DATA FOR PROCESSING Block Start

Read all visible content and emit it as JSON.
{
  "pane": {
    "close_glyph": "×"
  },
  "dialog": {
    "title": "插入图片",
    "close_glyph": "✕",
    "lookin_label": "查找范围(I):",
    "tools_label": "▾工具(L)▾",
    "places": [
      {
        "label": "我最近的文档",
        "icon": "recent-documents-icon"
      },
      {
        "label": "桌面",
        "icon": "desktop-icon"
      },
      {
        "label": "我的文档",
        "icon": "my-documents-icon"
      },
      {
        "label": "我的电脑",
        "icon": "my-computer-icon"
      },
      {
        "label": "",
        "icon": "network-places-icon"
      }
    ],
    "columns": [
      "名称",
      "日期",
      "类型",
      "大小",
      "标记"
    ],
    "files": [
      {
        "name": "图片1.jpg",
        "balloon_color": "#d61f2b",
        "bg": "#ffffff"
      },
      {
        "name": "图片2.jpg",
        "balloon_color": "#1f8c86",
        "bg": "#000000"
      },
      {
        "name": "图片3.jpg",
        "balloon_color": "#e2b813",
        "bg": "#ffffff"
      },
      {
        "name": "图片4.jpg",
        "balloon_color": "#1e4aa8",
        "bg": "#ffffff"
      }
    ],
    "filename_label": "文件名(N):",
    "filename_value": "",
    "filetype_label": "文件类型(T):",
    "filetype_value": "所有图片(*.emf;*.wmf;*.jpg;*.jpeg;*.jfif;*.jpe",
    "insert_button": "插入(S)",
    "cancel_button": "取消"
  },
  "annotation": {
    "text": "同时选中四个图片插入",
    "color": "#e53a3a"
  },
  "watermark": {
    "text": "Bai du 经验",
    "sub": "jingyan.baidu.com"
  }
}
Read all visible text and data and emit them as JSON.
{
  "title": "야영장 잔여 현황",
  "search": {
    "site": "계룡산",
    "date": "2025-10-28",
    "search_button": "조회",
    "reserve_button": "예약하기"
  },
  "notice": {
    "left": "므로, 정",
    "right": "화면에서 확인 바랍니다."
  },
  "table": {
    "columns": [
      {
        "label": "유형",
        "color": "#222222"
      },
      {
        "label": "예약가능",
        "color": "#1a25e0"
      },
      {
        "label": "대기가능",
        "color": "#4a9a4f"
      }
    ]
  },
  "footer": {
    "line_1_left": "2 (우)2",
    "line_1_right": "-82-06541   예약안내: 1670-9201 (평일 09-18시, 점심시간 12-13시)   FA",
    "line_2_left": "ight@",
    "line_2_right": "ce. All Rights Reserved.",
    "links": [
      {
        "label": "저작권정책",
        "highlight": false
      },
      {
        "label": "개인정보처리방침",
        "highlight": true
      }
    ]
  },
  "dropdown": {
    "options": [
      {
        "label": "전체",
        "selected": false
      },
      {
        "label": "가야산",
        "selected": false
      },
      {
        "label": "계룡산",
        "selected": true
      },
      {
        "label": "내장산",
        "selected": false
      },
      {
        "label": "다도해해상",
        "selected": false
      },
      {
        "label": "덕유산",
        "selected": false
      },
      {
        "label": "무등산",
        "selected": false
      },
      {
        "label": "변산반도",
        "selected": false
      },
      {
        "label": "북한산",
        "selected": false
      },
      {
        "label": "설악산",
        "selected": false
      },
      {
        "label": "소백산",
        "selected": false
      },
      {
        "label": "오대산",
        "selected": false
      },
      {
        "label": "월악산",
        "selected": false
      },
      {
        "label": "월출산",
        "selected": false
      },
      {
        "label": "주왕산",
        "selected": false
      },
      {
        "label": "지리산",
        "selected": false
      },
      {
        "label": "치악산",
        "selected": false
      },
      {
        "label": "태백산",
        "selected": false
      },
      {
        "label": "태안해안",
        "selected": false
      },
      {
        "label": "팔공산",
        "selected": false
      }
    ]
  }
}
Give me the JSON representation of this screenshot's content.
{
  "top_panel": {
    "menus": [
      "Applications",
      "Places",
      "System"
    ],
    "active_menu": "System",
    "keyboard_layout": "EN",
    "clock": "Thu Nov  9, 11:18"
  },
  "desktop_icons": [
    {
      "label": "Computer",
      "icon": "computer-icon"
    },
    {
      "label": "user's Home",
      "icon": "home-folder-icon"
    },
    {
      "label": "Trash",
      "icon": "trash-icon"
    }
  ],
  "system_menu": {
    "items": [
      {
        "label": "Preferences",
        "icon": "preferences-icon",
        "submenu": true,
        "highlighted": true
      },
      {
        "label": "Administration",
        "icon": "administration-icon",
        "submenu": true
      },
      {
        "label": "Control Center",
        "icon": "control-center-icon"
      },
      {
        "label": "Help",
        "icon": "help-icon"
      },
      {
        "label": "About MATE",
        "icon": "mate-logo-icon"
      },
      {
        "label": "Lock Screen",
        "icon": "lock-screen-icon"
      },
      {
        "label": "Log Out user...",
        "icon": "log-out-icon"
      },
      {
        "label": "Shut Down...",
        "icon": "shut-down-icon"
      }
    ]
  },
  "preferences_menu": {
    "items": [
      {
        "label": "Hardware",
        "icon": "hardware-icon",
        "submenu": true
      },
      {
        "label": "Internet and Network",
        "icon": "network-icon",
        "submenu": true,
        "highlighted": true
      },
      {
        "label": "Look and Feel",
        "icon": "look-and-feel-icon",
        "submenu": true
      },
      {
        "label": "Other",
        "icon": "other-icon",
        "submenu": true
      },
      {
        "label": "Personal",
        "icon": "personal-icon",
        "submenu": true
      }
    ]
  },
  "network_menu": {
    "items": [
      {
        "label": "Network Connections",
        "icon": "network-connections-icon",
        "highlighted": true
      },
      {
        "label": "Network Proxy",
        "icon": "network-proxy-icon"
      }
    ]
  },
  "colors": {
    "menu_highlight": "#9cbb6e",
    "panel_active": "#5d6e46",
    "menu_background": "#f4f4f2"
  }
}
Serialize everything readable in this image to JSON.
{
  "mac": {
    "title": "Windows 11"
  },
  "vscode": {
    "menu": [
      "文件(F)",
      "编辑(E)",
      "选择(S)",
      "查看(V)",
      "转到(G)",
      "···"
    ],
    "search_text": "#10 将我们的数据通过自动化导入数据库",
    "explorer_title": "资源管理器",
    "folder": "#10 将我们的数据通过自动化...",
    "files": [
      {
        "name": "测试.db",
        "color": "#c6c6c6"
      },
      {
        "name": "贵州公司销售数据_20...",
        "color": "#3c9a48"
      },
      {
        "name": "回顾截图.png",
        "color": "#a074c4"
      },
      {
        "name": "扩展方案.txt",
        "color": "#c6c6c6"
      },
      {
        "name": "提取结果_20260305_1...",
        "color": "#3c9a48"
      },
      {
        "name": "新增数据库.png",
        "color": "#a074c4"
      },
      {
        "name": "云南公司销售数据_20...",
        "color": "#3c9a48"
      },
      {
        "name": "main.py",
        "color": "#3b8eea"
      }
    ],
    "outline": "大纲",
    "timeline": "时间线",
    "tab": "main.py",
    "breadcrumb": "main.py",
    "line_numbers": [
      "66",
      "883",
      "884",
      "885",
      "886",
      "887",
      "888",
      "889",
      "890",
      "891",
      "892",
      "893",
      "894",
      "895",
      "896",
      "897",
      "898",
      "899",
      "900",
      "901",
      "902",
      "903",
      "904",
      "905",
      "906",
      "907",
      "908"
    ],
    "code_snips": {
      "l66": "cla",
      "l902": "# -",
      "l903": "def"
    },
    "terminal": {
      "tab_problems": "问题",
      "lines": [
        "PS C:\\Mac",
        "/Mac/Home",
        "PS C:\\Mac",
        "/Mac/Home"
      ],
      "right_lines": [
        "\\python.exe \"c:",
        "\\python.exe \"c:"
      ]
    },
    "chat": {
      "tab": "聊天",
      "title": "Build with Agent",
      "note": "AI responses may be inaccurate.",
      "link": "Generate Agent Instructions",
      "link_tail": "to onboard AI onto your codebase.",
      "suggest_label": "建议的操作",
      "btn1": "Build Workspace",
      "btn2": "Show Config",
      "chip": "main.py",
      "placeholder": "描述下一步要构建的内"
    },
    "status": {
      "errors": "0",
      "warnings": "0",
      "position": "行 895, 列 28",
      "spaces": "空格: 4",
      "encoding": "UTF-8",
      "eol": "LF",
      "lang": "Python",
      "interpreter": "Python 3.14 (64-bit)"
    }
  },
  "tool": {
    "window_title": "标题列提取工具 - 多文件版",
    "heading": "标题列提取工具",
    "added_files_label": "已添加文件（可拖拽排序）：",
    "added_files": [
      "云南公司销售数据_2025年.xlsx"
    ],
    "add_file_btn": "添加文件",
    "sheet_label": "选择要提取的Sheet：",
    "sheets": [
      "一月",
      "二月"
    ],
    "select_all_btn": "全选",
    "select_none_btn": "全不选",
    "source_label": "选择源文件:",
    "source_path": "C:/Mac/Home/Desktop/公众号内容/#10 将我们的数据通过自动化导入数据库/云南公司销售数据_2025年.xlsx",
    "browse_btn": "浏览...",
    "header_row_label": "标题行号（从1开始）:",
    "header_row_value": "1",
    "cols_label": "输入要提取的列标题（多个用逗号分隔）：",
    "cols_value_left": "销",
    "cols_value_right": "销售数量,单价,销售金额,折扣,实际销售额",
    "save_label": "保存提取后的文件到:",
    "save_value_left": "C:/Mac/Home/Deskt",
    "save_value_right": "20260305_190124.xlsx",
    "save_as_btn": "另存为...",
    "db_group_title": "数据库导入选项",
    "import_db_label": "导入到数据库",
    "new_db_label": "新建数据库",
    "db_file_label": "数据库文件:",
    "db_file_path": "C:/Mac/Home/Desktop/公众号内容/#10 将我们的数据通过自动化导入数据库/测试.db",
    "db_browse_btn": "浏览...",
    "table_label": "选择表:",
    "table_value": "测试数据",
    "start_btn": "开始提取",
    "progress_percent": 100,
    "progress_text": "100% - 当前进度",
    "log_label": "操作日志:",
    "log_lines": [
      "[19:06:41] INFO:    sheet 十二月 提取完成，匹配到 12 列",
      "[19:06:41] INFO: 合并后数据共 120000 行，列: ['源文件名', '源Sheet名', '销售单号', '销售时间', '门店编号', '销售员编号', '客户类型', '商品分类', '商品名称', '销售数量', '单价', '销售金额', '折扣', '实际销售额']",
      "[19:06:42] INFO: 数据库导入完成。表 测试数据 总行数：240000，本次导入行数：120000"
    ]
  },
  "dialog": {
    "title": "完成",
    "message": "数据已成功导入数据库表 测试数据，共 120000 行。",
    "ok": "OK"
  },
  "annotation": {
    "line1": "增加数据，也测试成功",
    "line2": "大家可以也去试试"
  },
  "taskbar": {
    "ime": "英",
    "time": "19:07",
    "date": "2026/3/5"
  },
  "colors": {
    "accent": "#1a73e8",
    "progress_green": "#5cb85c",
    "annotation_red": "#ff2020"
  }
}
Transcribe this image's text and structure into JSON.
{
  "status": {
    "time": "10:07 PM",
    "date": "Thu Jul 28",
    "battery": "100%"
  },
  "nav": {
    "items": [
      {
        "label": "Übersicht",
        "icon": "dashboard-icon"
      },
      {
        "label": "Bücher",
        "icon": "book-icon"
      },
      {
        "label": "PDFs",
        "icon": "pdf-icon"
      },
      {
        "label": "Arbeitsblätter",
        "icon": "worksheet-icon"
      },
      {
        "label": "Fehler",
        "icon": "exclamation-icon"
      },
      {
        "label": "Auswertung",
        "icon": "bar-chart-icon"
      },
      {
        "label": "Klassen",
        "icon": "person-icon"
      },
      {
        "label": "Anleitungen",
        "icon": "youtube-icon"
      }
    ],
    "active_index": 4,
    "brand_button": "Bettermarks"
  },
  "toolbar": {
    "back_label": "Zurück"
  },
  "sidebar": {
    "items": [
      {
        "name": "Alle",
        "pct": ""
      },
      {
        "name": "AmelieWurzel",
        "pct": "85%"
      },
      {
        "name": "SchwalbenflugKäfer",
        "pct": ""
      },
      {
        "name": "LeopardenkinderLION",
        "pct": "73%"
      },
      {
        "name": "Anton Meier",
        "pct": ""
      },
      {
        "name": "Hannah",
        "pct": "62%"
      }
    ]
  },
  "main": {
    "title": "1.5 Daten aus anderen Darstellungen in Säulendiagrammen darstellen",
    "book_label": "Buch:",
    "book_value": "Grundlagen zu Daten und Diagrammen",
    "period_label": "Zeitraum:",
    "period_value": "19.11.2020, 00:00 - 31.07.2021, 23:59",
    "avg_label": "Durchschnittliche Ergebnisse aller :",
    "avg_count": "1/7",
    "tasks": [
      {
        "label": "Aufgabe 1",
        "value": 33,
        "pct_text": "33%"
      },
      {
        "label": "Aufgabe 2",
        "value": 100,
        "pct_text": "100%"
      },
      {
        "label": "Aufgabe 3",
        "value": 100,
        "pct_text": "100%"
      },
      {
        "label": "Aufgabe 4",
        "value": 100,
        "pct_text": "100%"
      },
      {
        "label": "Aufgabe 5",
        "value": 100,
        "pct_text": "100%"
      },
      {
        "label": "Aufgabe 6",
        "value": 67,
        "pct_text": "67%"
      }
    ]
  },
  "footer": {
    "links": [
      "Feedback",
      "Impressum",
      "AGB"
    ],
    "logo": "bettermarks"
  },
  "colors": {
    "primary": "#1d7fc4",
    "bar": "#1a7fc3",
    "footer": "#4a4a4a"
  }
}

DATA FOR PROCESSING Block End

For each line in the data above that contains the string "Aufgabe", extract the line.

        "label": "Aufgabe 1",
        "label": "Aufgabe 2",
        "label": "Aufgabe 3",
        "label": "Aufgabe 4",
        "label": "Aufgabe 5",
        "label": "Aufgabe 6",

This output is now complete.